The latter is often the case when it comes to comparisons drawn via social media. People generally like to share peak experiences, flattering images and positive news about themselves. These highly-curated slices of reality are essentially human highlight reels masquerading as normal, ho-hum moments of everyday life. 

It’s these highlight reels that make our own lives feel like they are lacking personally, socially, or professionally. 

As unpleasant as these comparisons can feel, they can serve as a positive reminder that there are areas of our lives within our control that we can focus on improving. Developing a stronger sense of confidence and self-worth can be accomplished by doing more of what you love, striving for health in both body and mind and reconnecting with old friends and family

3. The Masks We Wear

In a similar vein, social media makes it easy and even encourages making a fake life seem real. We’re able to create and share both updates and images of ourselves appearing outwardly happy, even if we’re really miserable on the inside.

There’s significant scientific evidence that shows social media is bad for your mental health. It’s no surprise that we put on a show for our followers even when we’re going through challenging times. This type of act leads to a confusing sense of cognitive dissonance where we act outwardly different from what we feel internally.
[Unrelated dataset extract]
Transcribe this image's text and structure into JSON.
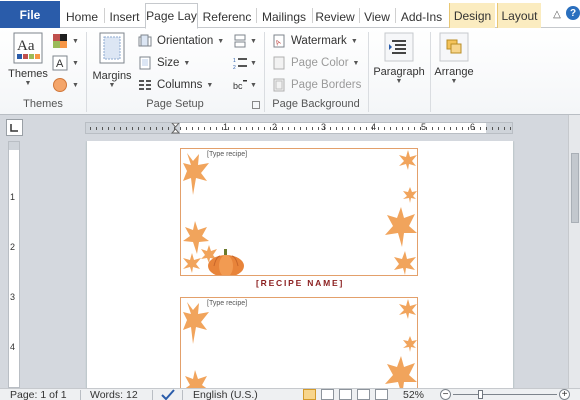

It’s important to remember that you don’t need to share constant updates on your life with your friends and followers. It’s okay to take a break from social media. Especially if you’re going through a tough time and need some time to work through whatever challenges you’re facing. 

In fact, it’s always good to take a break from social media. Check out this article from Forbes to learn about five easy steps you can take to help you start a social media detox. 

4. Lack Of Face-To-Face-Communication

When it comes to communication, social media portrays a picture that differs from reality. Technology enables communication to be instant, across borders and over seas, with just about anyone. 

It’s important not to rely solely on messages and comments on social media to maintain relationships. Communication and relationship building with people in the real world requires more effort and investment of time. 

Being so accustomed to digital communication can make us less comfortable when it comes to making or maintaining real-life connections. 

When we’re alone in public, we bury our noses in our phones to avoid making eye contact with others. And continue living a fake life on social media and going through the motions with fake relations because we find talking to each other, face-to-face, too much to deal with.

5. Trolling And Bullying

Unfortunately, social media can act as a smokescreen for people who are angry at the world. Behind it lies a lot of toxicity. Nobody understands how fast social media can become nasty than someone who has experienced trolling or bullying online. 

Today, staying safe on social media is a precaution that everybody needs to take. Luckily Spokeo has a tool that is designed to help you navigate social media safety. If you get attacked by an anonymous troll you can look them up on Spokeo to learn more about them. You can get to know more about other social media users you interact with.

This negative side of online communication should serve as a reminder that a social media fake life is just that. Fake. And once you’ve been down this road, you quickly come to realize that the social life and online persona you’ve created can never replace life in the real world. 

What’s Next? 

Of all the friends you have on social media, how many would you consider friends in real life? How many of them have you tried to see recently? 

If your own honest answer to these questions surprises you, work towards developing your existing network of friends and family outside of social media. Take the time, make the effort and commit to communicating and checking up on your loved ones in real life. 

Those are the people you can depend on, the ones who will come through for you in challenging times. They’re the ones who will be there to pick you up when you fall. They’re the ones you should share your real life with.